The Lord is a tender Teacher, and a patient Pastor. He is merciful, kind and good; long-suffering, slow to anger, and abounding in steadfast love. As surely as He lives — crucified and risen from the dead, never to die again — so surely does He love you; and so does He desire to give you life.
Thus has He given His own life for you, and shed His own blood, by His crucifixion under Pontius Pilate, as the Sacrifice of Atonement for all your sins, and for the sins of the whole world, without exception; and so to conquer death and the devil for you, treading them to dust beneath His feet.
The Tree of His Cross bears the Fruits, the ripe and luscious Figs, by which you live; as much as His death and resurrection are your repentance, your righteousness, your salvation, and your life. For so has He rebuilt the fallen walls and crumbled towers of Jerusalem in Himself, in His Body, that He might be a sure refuge and a mighty fortress for the people of God, in heaven and on earth. This is the New Life to which you are called: here in time, and hereafter in eternity. And this is the House where you now live, in safety and in peace, by the grace of God, through faith in Christ.
As you are daily called to repentance, so surely are you daily and richly forgiven all of your sins. And in this Spiritual Food and Drink, which is Christ — even here in the wilderness, in the midst of sin and death — you are given a Life that is forever, in body and in soul. So that, whether you live or die, you are the Lord’s. And, in Him, you shall never perish, but have everlasting life.
In the Name + of the Father and of the Son and of the Holy Spirit. Amen.
A sword in the hat is better than a foot in your mouth. All the better if it is that double-bladed sword that slices and dices between bone and marrow. But I have always liked to sort things out by thinking out loud with friends and colleagues. And since my opportunities to do so are limited, I figure I can multiply my thinking and sorting here.
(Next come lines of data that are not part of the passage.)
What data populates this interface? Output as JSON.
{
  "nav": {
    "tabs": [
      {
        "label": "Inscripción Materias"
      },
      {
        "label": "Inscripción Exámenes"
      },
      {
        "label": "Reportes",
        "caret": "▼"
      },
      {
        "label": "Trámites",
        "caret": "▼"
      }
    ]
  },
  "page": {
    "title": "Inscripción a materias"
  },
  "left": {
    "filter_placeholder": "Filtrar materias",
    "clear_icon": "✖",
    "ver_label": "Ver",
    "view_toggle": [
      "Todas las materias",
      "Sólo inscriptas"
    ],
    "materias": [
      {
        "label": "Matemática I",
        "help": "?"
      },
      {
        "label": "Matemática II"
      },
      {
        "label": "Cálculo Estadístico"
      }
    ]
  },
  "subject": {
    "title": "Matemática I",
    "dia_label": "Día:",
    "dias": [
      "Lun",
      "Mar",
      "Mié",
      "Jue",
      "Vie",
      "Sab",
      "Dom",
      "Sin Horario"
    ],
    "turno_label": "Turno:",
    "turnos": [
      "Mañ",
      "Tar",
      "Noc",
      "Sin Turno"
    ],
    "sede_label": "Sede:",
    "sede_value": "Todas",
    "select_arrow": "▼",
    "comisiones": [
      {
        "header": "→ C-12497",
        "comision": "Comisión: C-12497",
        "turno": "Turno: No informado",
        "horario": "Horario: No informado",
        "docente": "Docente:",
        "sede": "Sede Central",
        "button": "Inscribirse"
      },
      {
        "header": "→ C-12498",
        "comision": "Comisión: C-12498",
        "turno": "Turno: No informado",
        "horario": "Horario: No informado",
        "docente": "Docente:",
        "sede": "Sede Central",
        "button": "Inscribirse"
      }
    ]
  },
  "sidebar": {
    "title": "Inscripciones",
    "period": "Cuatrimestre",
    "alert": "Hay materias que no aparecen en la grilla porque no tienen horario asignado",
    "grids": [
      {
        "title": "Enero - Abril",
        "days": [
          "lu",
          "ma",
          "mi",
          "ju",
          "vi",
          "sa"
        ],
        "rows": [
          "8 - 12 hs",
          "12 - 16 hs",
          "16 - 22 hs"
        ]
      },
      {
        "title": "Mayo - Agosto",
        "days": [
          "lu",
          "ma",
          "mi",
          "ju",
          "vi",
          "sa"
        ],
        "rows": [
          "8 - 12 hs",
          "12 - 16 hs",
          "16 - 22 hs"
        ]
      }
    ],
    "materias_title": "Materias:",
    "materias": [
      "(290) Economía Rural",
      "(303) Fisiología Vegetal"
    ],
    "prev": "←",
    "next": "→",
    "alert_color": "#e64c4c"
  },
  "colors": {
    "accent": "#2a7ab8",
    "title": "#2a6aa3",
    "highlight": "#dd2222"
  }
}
Married 31 years, my wife and I have had ten children born to us (six boys, four girls); we have another son and daughter by marriage (and will soon have another daughter by marriage), a son who went ahead of us to heaven from the womb, six grandchildren and counting. I was ordained in 1996, and have been the pastor of Emmaus since then. I have a Ph.D. in Liturgical Studies from the University of Notre Dame (2003), and an S.T.M. from Concordia Theological Seminary, Fort Wayne, Indiana